SilVR Adventures recently attended the Australian Institute for Intergenerational Practice, or AIIP’s annual colloquium. Amongst many great speakers who talked about the benefits of mixing generations, Kristy Vincec from Griffith University delivered a fantastic presentation on the growing prevalence of social isolation among older adults.
As passionate advocates for reducing isolation and loneliness, we wanted to highlight some of the most important takeaways from Kristy’s presentation.
You can find out more here.
The issue with social isolation
We all go through social isolation when we don’t get regular contact with our friends and family. And the problem then grows when we can’t participate in social groups and activities. Research shows there are correlations between social isolation and symptoms of declining health and wellness. These symptoms include poorer mental health, cognitive decline and sedentary behaviour.

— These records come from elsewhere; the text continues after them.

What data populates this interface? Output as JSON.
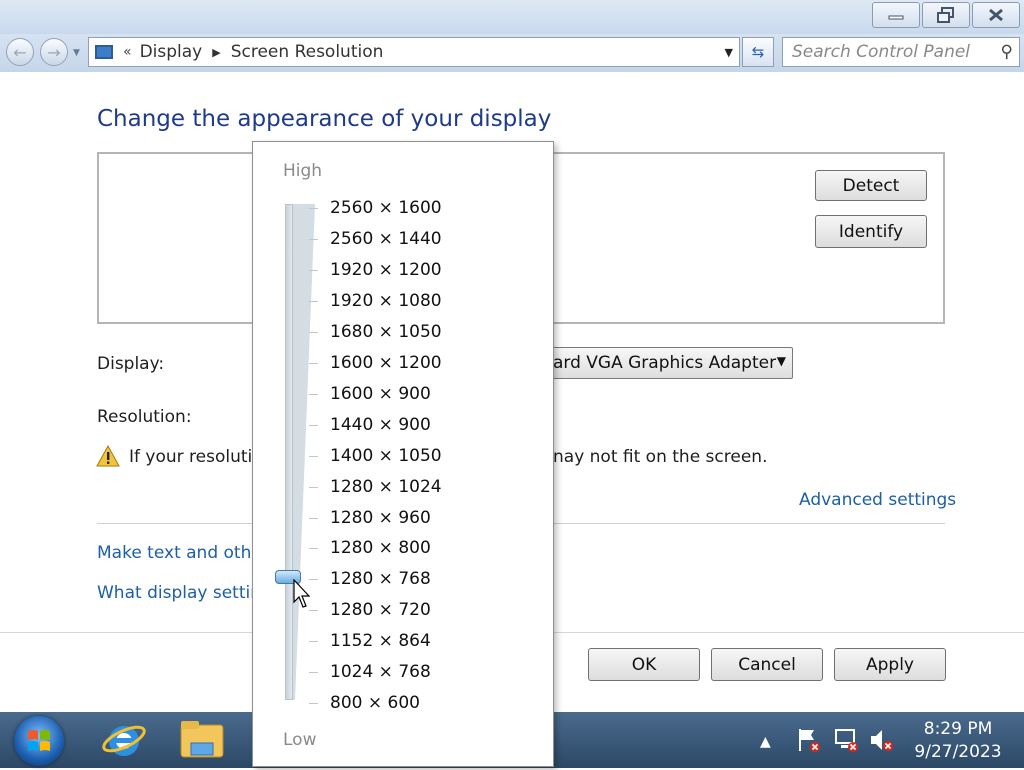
{
  "window": {
    "controls": {
      "minimize_icon": "minimize-icon",
      "maximize_icon": "restore-icon",
      "close_icon": "close-icon"
    }
  },
  "addressbar": {
    "overflow": "«",
    "breadcrumbs": [
      "Display",
      "Screen Resolution"
    ],
    "search_placeholder": "Search Control Panel"
  },
  "page": {
    "heading": "Change the appearance of your display",
    "detect_label": "Detect",
    "identify_label": "Identify",
    "display_label": "Display:",
    "display_value": "ard VGA Graphics Adapter",
    "resolution_label": "Resolution:",
    "warning_left": "If your resolutio",
    "warning_right": "nay not fit on the screen.",
    "advanced_link": "Advanced settings",
    "link_text_size": "Make text and othe",
    "link_display_settings": "What display setting",
    "ok_label": "OK",
    "cancel_label": "Cancel",
    "apply_label": "Apply"
  },
  "resolution_popup": {
    "high_label": "High",
    "low_label": "Low",
    "options": [
      "2560 × 1600",
      "2560 × 1440",
      "1920 × 1200",
      "1920 × 1080",
      "1680 × 1050",
      "1600 × 1200",
      "1600 × 900",
      "1440 × 900",
      "1400 × 1050",
      "1280 × 1024",
      "1280 × 960",
      "1280 × 800",
      "1280 × 768",
      "1280 × 720",
      "1152 × 864",
      "1024 × 768",
      "800 × 600"
    ],
    "selected": "1280 × 768"
  },
  "taskbar": {
    "apps": [
      "internet-explorer-icon",
      "windows-explorer-icon"
    ],
    "tray_icons": [
      "show-hidden-icons-arrow",
      "action-center-flag-icon",
      "network-icon",
      "volume-muted-icon"
    ],
    "time": "8:29 PM",
    "date": "9/27/2023"
  },
  "colors": {
    "heading": "#1e3a8a",
    "link": "#1c5fa8",
    "taskbar": "#2c4866"
  }
}
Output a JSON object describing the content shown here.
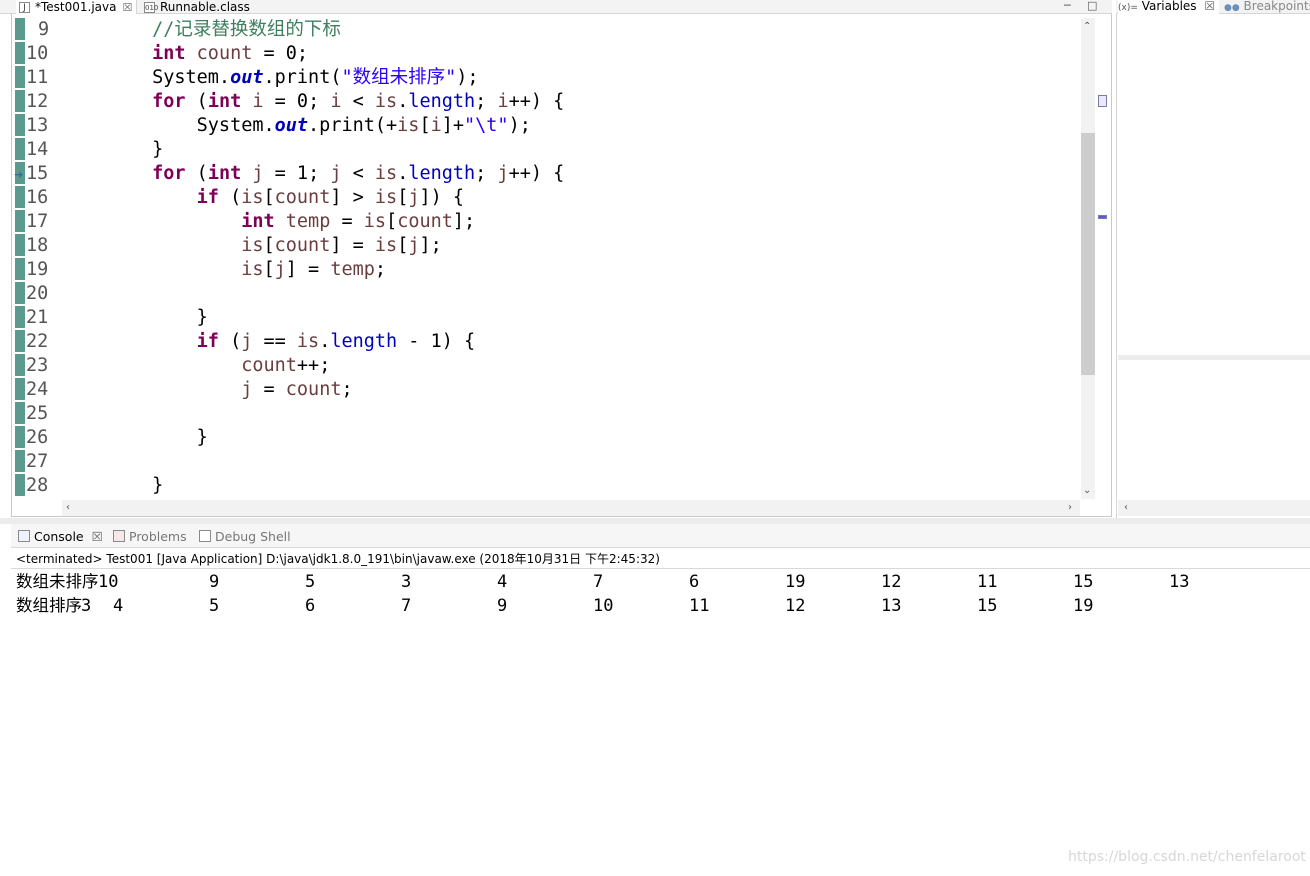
{
  "editor": {
    "tabs": [
      {
        "label": "*Test001.java",
        "icon": "java-file-icon",
        "close": "☒"
      },
      {
        "label": "Runnable.class",
        "icon": "class-file-icon"
      }
    ],
    "line_numbers": [
      "9",
      "10",
      "11",
      "12",
      "13",
      "14",
      "15",
      "16",
      "17",
      "18",
      "19",
      "20",
      "21",
      "22",
      "23",
      "24",
      "25",
      "26",
      "27",
      "28"
    ]
  },
  "right_panel": {
    "tabs": [
      {
        "label": "Variables",
        "icon": "variables-icon",
        "prefix": "(x)="
      },
      {
        "label": "Breakpoints",
        "icon": "breakpoints-icon"
      }
    ]
  },
  "console": {
    "tabs": [
      {
        "label": "Console",
        "close": "☒"
      },
      {
        "label": "Problems"
      },
      {
        "label": "Debug Shell"
      }
    ],
    "status": "<terminated> Test001 [Java Application] D:\\java\\jdk1.8.0_191\\bin\\javaw.exe (2018年10月31日 下午2:45:32)",
    "rows": [
      {
        "prefix": "数组未排序",
        "values": [
          "10",
          "9",
          "5",
          "3",
          "4",
          "7",
          "6",
          "19",
          "12",
          "11",
          "15",
          "13"
        ]
      },
      {
        "prefix": "数组排序",
        "values": [
          "3",
          "4",
          "5",
          "6",
          "7",
          "9",
          "10",
          "11",
          "12",
          "13",
          "15",
          "19"
        ]
      }
    ]
  },
  "watermark": "https://blog.csdn.net/chenfelaroot",
  "colors": {
    "keyword": "#7f0055",
    "comment": "#3f7f5f",
    "string": "#2a00ff",
    "field": "#0000c0",
    "gutter": "#5b9a8e"
  }
}
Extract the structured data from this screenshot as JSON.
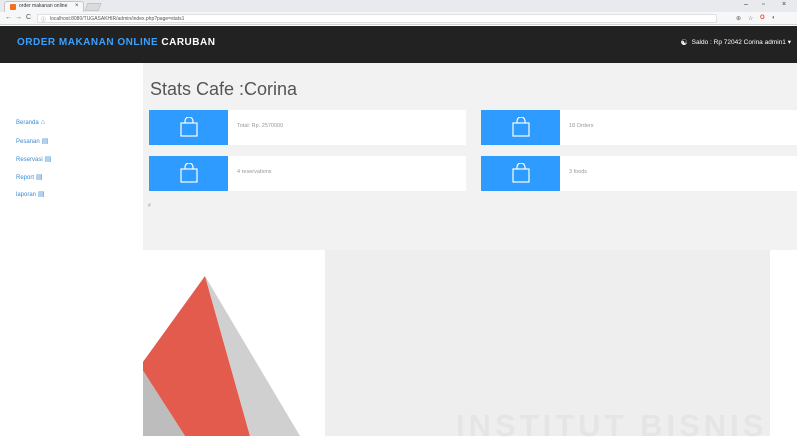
{
  "browser": {
    "tab_title": "order makanan online",
    "tab_close": "×",
    "url": "localhost:8080/TUGASAKHIR/admin/index.php?page=stats1",
    "nav_back": "←",
    "nav_forward": "→",
    "nav_reload": "C",
    "info_icon": "ⓘ",
    "win_min": "–",
    "win_max": "▫",
    "win_close": "×",
    "ext_search": "⊕",
    "ext_star": "☆",
    "ext_opera": "O",
    "ext_other": "◐"
  },
  "navbar": {
    "brand_part1": "ORDER MAKANAN ONLINE",
    "brand_part2": "CARUBAN",
    "user_text": "Saldo : Rp 72042 Corina admin1 ▾"
  },
  "sidebar": {
    "items": [
      {
        "label": "Beranda",
        "icon": "home-icon"
      },
      {
        "label": "Pesanan",
        "icon": "book-icon"
      },
      {
        "label": "Reservasi",
        "icon": "book-icon"
      },
      {
        "label": "Report",
        "icon": "book-icon"
      },
      {
        "label": "laporan",
        "icon": "book-icon"
      }
    ]
  },
  "main": {
    "title": "Stats Cafe :Corina",
    "cards": [
      {
        "text": "Total: Rp. 2570000",
        "icon": "shopping-bag-icon"
      },
      {
        "text": "18 Orders",
        "icon": "shopping-bag-icon"
      },
      {
        "text": "4 reservations",
        "icon": "shopping-bag-icon"
      },
      {
        "text": "3 foods",
        "icon": "shopping-bag-icon"
      }
    ],
    "note": "#"
  },
  "watermark": {
    "text": "INSTITUT BISNIS"
  },
  "colors": {
    "navbar_bg": "#222222",
    "brand_blue": "#3aa0ff",
    "card_icon_bg": "#2d9bff",
    "link_blue": "#3a8bd5",
    "main_bg": "#f2f2f2",
    "watermark_red": "#e0493a"
  }
}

Basically, when older adults feel isolated and lonely, their quality of life suffers.
Loneliness among older adults
As we all know, the more we age, the harder it is to get around. This makes it much harder to go out to see friends or participate in social groups. Older adults also tend to live more independently and which can reduce opportunities for small social interactions throughout the day.
Also, these are people who face the loss of loved ones around them due to their stage of life which can cause feelings of loneliness and despair.
Why would this matter?
According to the AIHW, one in six Australians is aged 65 and above. This is a large population of people who could be facing social isolation and loneliness, especially during the Covid-19 pandemic.
Furthermore, Australia’s older generation is expected to double by 2057, which means that it’s never been more important to tackle social isolation among older adults. This is crucial for the health, well being and life expectancy of our loved ones.
Where do we go from here?
We can start with creating a more socially inclusive atmosphere amongst older adults. Due to their physical mobility constraints, catering to these social needs in their current environment would be beneficial. There are many innovative avenues to create a social atmosphere among older adults without the physical strain.
At SilVR Adventures reducing loneliness in aged care is at the core of what we do. And we’re proud to have taken thousands of older adults on shared experiences around the world. It’s these shared experiences that 85% of our customers have said help to significantly drive social engagements.
Contact us today to arrange a demo, and learn more about virtual reality can help combat loneliness for your elders.
Don’t forget to checkout our podcast on intergenerational practices with Anna Donaldson, the CEO and Founder of Lively, a not for profit aged care provider that partners young unemployed people with older adults who need care.